Your instructions: Which lines have the string "database"? Copy all of them from the entries below.

Website and app data records
┌──

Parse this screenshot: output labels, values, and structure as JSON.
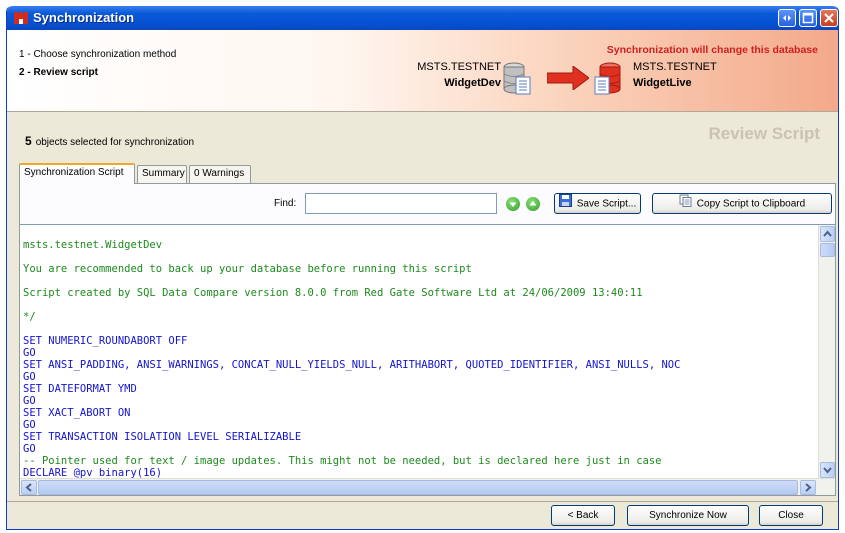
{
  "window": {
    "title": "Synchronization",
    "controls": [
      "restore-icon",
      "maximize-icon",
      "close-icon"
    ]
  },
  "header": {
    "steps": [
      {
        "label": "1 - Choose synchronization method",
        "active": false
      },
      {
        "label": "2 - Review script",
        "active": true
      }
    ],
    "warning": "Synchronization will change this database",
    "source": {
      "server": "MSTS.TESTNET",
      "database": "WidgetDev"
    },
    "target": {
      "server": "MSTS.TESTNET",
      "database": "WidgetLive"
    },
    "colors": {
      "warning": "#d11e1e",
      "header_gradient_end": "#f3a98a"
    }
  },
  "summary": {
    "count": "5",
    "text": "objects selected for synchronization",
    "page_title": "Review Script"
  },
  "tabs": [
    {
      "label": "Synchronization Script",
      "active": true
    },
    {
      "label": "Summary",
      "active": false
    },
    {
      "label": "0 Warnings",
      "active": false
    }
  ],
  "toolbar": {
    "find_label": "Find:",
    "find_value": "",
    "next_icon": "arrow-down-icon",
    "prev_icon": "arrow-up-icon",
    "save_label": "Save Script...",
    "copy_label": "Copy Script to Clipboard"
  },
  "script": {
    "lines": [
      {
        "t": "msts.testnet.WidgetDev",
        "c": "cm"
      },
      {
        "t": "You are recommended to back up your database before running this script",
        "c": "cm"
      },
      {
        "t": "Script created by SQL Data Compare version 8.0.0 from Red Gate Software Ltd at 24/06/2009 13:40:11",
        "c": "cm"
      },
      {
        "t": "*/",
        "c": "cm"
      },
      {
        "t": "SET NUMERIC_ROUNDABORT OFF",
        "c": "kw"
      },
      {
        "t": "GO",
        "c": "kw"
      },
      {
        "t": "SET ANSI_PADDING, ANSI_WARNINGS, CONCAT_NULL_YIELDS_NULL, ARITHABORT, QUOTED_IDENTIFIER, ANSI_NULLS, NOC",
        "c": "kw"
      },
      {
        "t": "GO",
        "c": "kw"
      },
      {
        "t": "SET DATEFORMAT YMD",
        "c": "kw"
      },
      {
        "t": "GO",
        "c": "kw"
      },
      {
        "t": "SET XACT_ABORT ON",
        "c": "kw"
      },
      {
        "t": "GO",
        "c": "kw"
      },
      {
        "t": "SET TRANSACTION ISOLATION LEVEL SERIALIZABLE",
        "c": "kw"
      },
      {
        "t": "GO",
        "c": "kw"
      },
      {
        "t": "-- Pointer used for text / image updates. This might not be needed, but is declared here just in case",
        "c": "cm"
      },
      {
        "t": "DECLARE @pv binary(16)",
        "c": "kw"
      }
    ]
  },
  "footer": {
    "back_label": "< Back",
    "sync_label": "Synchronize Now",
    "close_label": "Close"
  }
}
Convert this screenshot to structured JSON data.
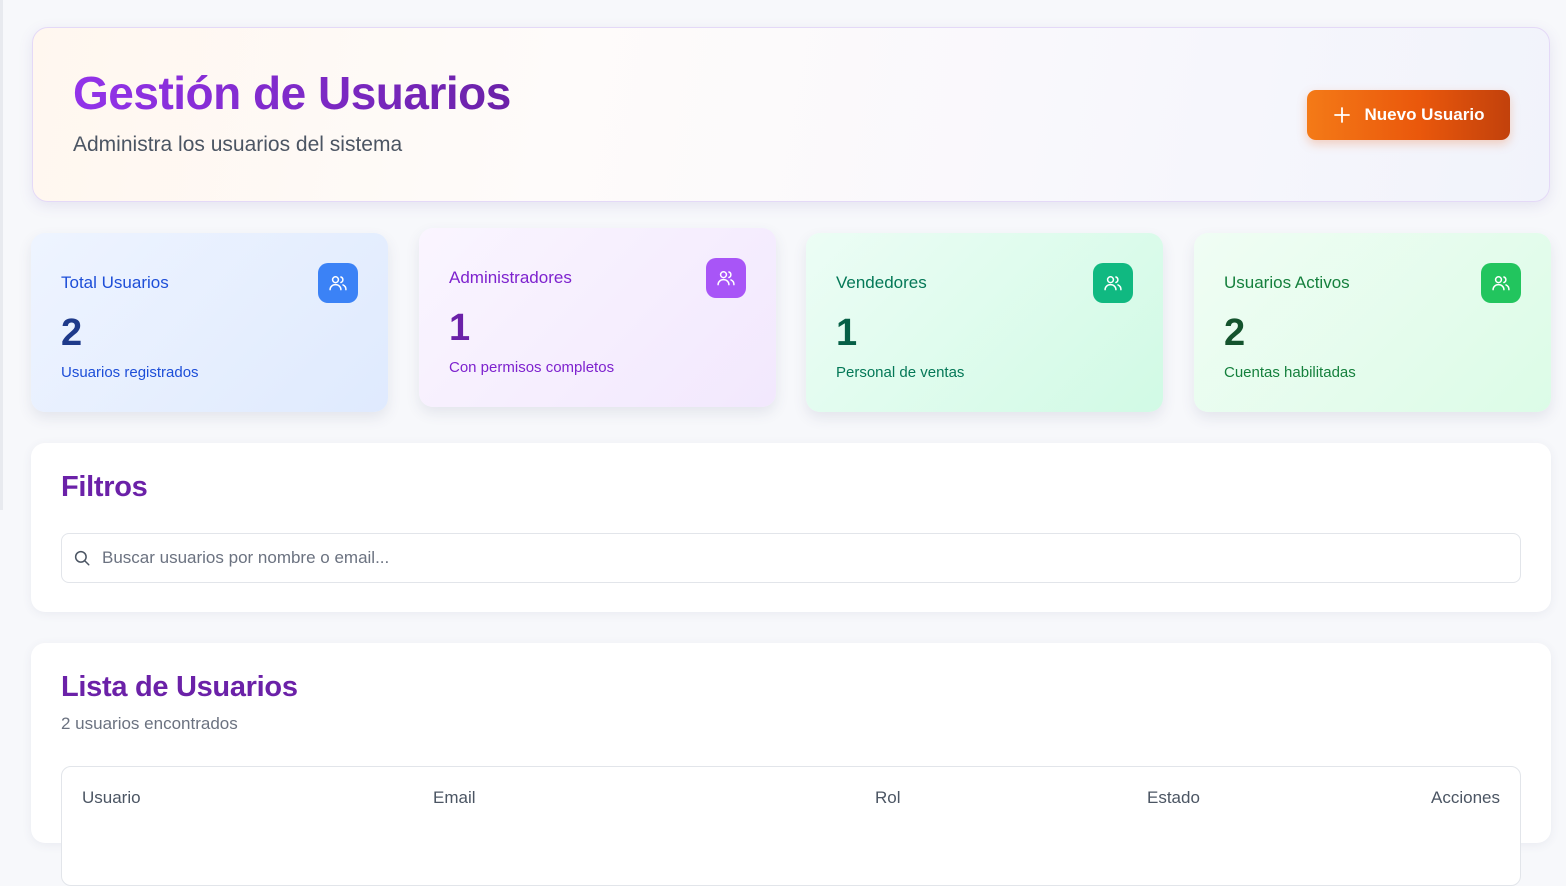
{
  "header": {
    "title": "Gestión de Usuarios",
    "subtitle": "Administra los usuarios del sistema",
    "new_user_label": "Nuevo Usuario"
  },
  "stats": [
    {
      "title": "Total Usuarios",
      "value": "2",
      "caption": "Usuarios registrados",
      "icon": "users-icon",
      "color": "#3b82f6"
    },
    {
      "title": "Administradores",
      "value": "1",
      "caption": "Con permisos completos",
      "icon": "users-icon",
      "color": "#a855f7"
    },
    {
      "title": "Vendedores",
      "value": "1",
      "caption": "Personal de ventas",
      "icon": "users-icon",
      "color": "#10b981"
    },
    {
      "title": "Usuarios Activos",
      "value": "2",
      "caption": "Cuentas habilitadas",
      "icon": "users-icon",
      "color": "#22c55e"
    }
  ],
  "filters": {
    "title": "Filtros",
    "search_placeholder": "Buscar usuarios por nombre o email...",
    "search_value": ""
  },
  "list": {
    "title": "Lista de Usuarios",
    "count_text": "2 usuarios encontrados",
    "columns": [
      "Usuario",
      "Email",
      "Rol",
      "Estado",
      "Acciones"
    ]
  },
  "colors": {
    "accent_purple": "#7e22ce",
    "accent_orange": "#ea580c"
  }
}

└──

Response:
    "warning": "Synchronization will change this database",
      "database": "WidgetDev"
      "database": "WidgetLive"
        "t": "You are recommended to back up your database before running this script",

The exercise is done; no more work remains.